If one takes a look at the content shared in the Russlandversteher and Gegen Defender 21, there are quite a few similarities:
Source: screenshot from Facebook
UkraineWorld also studied reposts of the content from Voicedonbass and Wir erinnern uns. We discovered that posts from these pages were shared to many more German pro-Russian groups by two accounts: Frank Ingo Gottschlich and Olga Malzev. While the second account is most likely authentic, the first one seems to be a troll, since it has very few friends and its profile picture has very poor image quality and was likely downloaded from somewhere else.
While studying these reposts, UkraineWorld has discovered 15 pro-Russian Facebook groups in German language. We analyzed them via CrowdTangle, a public insights tool owned and operated by Facebook.
Posts in these 15 groups have received 182.3 thousand interactions (likes, comments and shares) since the beginning of 2021. In particular, the posts were shared 29.8 thousand times, which means that the reach of the content published in these groups has been amplified significantly. Furthermore, posts in these groups tend to draw “angry” or “sad” reactions. 16.6 thousand reactions were “angry”, and 7.1 thousand reactions were sad. Provoking anger and desperation are among the most widespread tactics of Kremlin propaganda.
The content of these groups is very similar to Russlandversteher and Gegen Defender 21:
Pro-Russian actors employ a strategy of “decentralized influence” in the German segment of Facebook. This means that there is no single centre of influence, but rather many small ones. However, although some of the groups and pages we discovered may have quite small audiences (under 1 thousand group members or page likes), their combined reach is significant.

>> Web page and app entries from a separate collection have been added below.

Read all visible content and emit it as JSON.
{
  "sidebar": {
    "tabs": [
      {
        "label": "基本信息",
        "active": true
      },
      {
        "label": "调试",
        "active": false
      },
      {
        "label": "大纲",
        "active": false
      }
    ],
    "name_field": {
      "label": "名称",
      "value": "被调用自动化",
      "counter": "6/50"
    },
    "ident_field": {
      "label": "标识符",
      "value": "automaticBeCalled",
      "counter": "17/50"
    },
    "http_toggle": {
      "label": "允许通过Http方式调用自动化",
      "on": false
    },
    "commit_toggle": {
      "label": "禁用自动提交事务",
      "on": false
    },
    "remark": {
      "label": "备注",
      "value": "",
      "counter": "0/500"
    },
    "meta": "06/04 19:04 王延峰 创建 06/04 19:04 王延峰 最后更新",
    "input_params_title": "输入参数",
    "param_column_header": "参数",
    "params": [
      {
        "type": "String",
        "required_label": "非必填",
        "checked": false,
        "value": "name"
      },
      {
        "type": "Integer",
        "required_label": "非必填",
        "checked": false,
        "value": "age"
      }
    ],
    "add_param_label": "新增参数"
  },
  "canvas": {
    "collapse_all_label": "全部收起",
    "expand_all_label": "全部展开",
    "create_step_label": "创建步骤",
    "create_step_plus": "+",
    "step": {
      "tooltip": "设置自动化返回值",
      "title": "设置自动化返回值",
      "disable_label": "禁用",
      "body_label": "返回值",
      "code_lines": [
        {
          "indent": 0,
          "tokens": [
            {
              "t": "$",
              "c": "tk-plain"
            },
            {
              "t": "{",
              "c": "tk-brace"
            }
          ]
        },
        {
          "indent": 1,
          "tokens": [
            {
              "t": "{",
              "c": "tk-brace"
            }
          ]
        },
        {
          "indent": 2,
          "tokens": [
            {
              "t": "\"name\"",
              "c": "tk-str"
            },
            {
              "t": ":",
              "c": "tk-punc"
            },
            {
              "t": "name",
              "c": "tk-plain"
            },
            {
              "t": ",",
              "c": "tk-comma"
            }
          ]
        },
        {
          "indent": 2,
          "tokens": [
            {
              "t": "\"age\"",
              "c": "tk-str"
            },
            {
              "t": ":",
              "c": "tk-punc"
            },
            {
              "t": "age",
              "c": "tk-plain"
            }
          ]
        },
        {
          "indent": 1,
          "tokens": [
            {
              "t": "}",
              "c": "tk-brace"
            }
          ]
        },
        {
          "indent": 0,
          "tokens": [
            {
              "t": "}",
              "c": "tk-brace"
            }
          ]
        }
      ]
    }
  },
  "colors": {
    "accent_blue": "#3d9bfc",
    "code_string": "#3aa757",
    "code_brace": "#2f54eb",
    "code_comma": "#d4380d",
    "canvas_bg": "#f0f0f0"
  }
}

Pro-Russian messages mostly appear on public pages and are then spread to multiple groups by several accounts. This strategy allows for the quick and efficient distribution of pro-Kremlin messages among German-speaking Facebook users who may be receptive to Russian narratives. While gaining this access, pro-Russian actors try to persuade their audience that the U.S. and NATO are the real aggressors, and that Germans should thus favor ties with Russia.
This is also why the Kremlin supports German parties which advocate against the existing democratic order in Germany such as Die Linke and the far-right Alternative für Deutschland. The Bundestag elections scheduled for September 26, 2021 will show whether the strategy has borne any fruit.
This article was written within the framework of the project "Antibot: how to resist information manipulations" which is being implemented by NGO Internews-Ukraine with financial support from the NATO Information and Documentation Centre in Ukraine. This article is the sole responsibility of its authors and might not reflect the official position of NATO.